The Ohio police officer who fatally shot Andre Hill was terminated from the Columbus Police Department, officials announced on Monday.
Columbus Public Safety Director Ned Pettus Jr. announced that officer Adam Coy, who is white, was fired hours after his disciplinary hearing to determine if he could stay on the force after shooting and killing the unarmed 47-year-old Black man on Tuesday.
“The actions of Adam Coy do not live up to the oath of a Columbus Police officer, or the standards we, and the community, demand of our officers,” Pettus’s statement said. “The shooting of Andre Hill is a tragedy for all who loved him in addition to the community and our Division of Police.”
Statement from Safety Director Pettus on Adam Coy ruling: pic.twitter.com/hA51cVs6p5— Columbus Department of Public Safety (@ColumbusSafety) December 28, 2020
Police Chief Thomas Quinlan had recommended last week that Coy be immediately terminated after his fatal shooting of Hill.

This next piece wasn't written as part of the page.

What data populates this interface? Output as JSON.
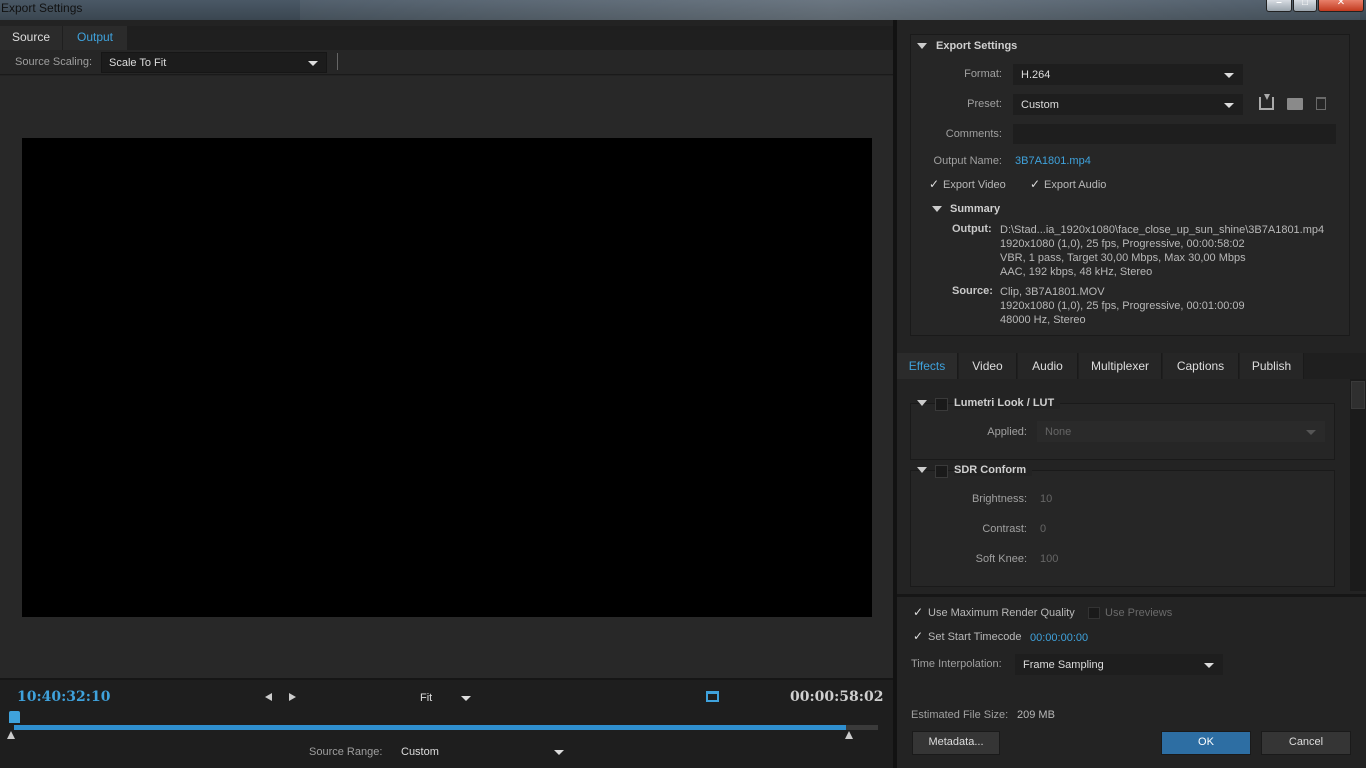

“This is what accountability looks like. The evidence provided solid rationale for termination,” Quinlan said in reaction to Pettus’s decision. “Mr. Coy will now have to answer to the state investigators for the death of Andre Hill.”
Coy did not appear for his disciplinary hearing and was instead represented by the local Fraternal Order of Police.

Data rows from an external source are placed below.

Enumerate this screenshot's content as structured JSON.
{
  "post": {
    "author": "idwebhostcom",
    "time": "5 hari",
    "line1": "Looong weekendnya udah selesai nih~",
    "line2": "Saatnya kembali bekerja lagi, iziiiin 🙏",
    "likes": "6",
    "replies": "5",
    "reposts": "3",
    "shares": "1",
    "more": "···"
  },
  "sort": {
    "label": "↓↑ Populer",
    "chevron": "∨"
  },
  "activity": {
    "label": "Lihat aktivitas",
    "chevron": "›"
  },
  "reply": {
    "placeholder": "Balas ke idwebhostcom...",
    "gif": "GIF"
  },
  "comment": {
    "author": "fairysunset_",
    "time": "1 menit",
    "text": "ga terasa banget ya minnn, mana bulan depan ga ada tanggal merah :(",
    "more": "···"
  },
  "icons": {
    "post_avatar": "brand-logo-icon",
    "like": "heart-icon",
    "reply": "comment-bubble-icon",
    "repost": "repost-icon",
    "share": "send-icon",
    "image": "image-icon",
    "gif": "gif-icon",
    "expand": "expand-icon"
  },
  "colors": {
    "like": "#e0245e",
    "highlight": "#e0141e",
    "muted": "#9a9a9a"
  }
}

“Officer Coy was given the opportunity today to come and participate,” Brian Steel, vice president of the police union, told reporters Monday, according to The Associated Press. “He elected not to participate. I do not know why. ... I would have liked to have him here, but it’s his decision.”
The officer’s termination came hours after the Franklin County coroner ruled Hill’s death a homicide, with a preliminary autopsy report listing the cause of death as “multiple gunshot wounds.”

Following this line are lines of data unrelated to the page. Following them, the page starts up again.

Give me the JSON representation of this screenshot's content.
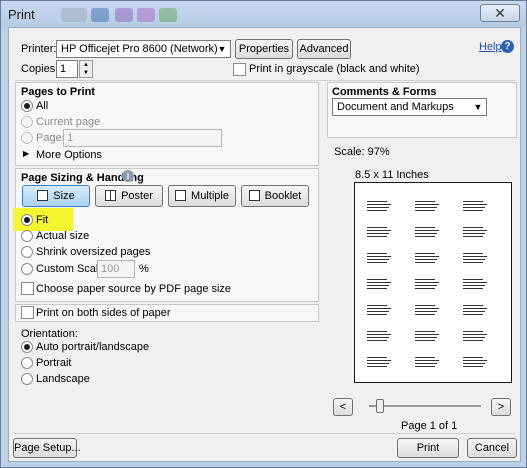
{
  "window": {
    "title": "Print"
  },
  "header": {
    "printer_label": "Printer:",
    "printer_value": "HP Officejet Pro 8600 (Network)",
    "properties_label": "Properties",
    "advanced_label": "Advanced",
    "help_label": "Help",
    "copies_label": "Copies:",
    "copies_value": "1",
    "grayscale_label": "Print in grayscale (black and white)"
  },
  "pages_to_print": {
    "title": "Pages to Print",
    "all": "All",
    "current_page": "Current page",
    "pages": "Pages",
    "pages_value": "1",
    "more_options": "More Options"
  },
  "sizing": {
    "title": "Page Sizing & Handling",
    "tabs": [
      "Size",
      "Poster",
      "Multiple",
      "Booklet"
    ],
    "fit": "Fit",
    "actual_size": "Actual size",
    "shrink": "Shrink oversized pages",
    "custom_scale": "Custom Scale:",
    "custom_scale_value": "100",
    "percent": "%",
    "choose_source": "Choose paper source by PDF page size"
  },
  "both_sides": "Print on both sides of paper",
  "orientation": {
    "title": "Orientation:",
    "auto": "Auto portrait/landscape",
    "portrait": "Portrait",
    "landscape": "Landscape"
  },
  "comments": {
    "title": "Comments & Forms",
    "value": "Document and Markups"
  },
  "preview": {
    "scale": "Scale:  97%",
    "paper": "8.5 x 11 Inches",
    "page_indicator": "Page 1 of 1",
    "prev": "<",
    "next": ">"
  },
  "footer": {
    "page_setup": "Page Setup...",
    "print": "Print",
    "cancel": "Cancel"
  },
  "colors": {
    "highlight": "#f5f530",
    "window": "#bcd0e6"
  }
}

Outside the disciplinary review, Coy also remains under criminal investigation for the shooting within Ohio’s criminal investigations unit. Ohio Attorney General Dave Yost (R) was appointed last week to serve as a special prosecutor in Hill’s case.
Coy, a 17-year veteran of the Columbus Division of Police, responded to a neighbor’s nonemergency call about a car running, turned off and then running again after 1 a.m. last Tuesday, the AP reported.
Body camera footage showed Hill coming out of a garage with a cellphone and seconds later being fatally shot by Coy. The first minute of the video does not include audio because Coy did not activate his body camera during the incident.
After shooting Hill, Coy can be heard ordering him to comply with restraints. He and other officers on the scene are accused of not giving aid to Hill for several minutes. Officials are also conducting an investigation into allegations that the other officers present did not turn on their body cameras, according to the AP.
The division requires its officers to turn on their body cameras when responding to a major incident such as a shooting. Police spokesperson Sgt. James Fuqua told the AP that the incident became a law enforcement action when Coy communicated with Hill.
Hill’s death comes after racial justice protests erupted across the country this year over the police-involved killings of several Black Americans, including George Floyd and Breonna Taylor.
Earlier Monday, civil rights lawyer Ben Crump, who is representing Hill’s family, called his death “another tragic example of the tendency of police to view Black people as criminal or dangerous.”